Items from a data source

Content starts

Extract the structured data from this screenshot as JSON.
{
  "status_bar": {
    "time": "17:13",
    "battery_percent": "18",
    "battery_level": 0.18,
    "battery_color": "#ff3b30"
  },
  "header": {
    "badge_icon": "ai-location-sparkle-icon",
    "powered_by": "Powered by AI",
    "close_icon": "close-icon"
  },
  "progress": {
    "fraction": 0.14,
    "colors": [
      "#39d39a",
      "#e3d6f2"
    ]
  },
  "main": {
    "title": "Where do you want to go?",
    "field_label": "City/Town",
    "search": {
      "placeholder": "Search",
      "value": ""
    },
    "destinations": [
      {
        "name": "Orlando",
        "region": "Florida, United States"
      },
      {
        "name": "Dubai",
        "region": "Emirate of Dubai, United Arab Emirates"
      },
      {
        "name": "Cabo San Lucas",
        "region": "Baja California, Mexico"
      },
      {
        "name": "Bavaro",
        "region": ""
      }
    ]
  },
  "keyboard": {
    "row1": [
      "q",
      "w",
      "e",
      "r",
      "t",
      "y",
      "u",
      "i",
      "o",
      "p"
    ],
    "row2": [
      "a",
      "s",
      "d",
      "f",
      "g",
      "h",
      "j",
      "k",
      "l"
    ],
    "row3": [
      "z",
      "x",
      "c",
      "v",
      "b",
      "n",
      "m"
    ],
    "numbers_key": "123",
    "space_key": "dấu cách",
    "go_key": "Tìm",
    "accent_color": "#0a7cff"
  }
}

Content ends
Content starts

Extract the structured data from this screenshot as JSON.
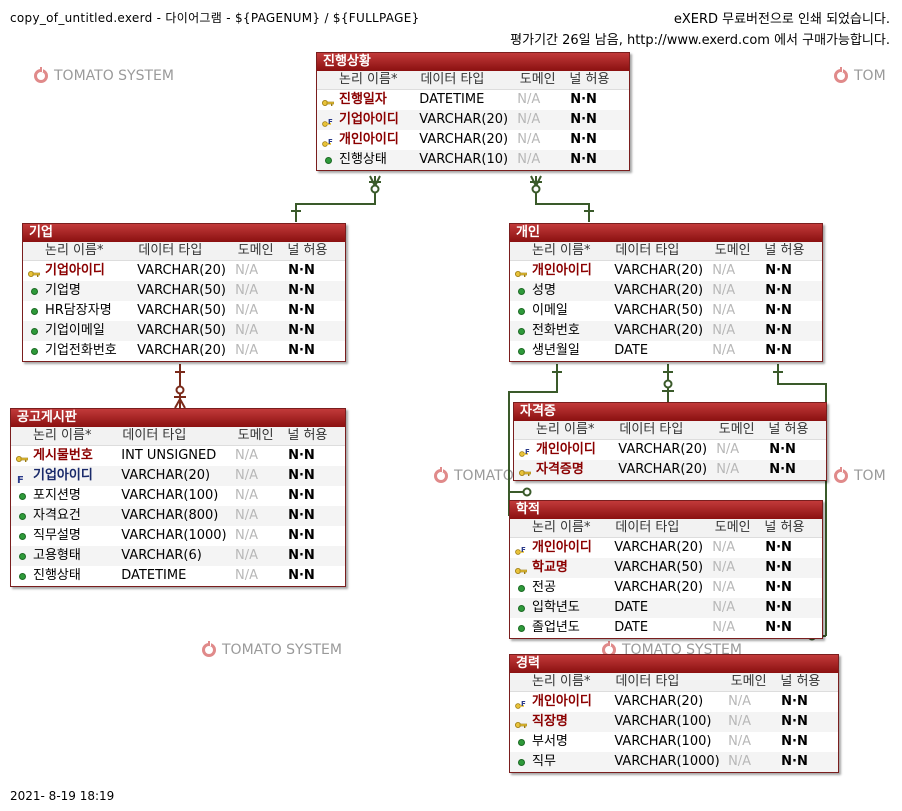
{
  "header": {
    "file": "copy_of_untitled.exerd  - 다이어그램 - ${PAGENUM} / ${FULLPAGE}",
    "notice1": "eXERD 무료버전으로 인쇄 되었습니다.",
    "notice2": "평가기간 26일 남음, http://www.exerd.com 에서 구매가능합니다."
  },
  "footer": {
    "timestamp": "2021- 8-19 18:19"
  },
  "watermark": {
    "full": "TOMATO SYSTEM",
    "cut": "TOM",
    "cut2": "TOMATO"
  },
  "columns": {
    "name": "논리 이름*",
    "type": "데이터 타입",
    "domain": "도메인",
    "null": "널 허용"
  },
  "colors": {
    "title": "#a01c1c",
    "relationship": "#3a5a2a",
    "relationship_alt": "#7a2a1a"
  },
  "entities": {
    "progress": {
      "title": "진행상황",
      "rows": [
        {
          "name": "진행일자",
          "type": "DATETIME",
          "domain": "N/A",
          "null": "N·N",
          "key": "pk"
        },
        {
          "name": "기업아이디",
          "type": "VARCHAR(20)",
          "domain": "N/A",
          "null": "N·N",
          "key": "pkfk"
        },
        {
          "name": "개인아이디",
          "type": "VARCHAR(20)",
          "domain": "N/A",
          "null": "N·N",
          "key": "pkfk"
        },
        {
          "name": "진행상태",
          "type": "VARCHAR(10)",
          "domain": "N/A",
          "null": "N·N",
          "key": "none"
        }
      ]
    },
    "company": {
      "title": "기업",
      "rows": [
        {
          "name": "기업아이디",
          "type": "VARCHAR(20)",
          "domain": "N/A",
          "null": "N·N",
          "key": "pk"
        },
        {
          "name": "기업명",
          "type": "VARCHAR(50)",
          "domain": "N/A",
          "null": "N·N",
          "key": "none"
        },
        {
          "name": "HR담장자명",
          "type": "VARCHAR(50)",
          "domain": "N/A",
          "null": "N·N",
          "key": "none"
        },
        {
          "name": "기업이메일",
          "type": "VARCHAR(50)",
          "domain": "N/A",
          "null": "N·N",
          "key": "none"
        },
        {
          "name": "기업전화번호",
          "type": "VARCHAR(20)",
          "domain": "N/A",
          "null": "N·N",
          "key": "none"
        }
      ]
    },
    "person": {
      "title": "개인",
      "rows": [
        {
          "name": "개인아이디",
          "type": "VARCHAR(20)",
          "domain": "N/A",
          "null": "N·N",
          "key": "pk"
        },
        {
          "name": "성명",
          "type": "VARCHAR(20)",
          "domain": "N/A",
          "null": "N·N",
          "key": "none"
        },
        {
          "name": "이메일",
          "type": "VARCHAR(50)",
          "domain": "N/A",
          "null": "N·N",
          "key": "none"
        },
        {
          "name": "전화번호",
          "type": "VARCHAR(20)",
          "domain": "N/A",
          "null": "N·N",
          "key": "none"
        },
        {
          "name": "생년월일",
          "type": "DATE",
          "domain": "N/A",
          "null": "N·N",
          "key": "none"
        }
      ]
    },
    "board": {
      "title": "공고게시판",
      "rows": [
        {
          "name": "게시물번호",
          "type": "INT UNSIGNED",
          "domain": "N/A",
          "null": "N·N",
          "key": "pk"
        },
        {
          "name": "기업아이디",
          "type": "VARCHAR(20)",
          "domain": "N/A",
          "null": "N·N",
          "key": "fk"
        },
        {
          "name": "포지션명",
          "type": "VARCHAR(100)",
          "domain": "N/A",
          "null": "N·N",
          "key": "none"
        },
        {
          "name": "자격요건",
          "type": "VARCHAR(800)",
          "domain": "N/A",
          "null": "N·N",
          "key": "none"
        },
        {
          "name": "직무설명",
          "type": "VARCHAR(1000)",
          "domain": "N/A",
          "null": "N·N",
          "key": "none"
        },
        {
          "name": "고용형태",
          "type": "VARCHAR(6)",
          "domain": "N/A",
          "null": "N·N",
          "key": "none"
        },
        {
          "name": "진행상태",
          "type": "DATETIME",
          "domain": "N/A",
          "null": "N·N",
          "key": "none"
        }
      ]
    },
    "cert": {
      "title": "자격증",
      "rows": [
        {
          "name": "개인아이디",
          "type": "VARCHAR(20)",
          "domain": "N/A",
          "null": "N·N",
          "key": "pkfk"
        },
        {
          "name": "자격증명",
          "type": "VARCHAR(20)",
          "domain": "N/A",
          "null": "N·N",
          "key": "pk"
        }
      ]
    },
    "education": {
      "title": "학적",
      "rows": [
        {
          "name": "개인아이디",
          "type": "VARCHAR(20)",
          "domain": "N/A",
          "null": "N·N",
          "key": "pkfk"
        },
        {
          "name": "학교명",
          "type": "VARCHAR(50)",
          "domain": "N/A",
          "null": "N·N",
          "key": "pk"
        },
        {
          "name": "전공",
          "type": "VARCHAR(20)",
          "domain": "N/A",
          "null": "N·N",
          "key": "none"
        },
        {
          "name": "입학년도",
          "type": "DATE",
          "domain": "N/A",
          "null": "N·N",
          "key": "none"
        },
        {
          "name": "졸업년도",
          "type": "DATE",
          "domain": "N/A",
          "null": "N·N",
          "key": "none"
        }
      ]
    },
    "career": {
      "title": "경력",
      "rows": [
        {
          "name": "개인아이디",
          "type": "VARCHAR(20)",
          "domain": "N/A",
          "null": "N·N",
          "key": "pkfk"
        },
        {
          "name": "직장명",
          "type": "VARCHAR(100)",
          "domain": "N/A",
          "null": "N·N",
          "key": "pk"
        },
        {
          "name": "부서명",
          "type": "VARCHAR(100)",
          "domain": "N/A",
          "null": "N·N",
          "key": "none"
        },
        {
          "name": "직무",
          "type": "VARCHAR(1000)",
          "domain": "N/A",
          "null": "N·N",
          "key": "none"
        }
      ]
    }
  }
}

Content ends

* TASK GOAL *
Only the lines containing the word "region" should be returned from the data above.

* TASK ANSWER *
        "region": "Florida, United States"
        "region": "Emirate of Dubai, United Arab Emirates"
        "region": "Baja California, Mexico"
        "region": ""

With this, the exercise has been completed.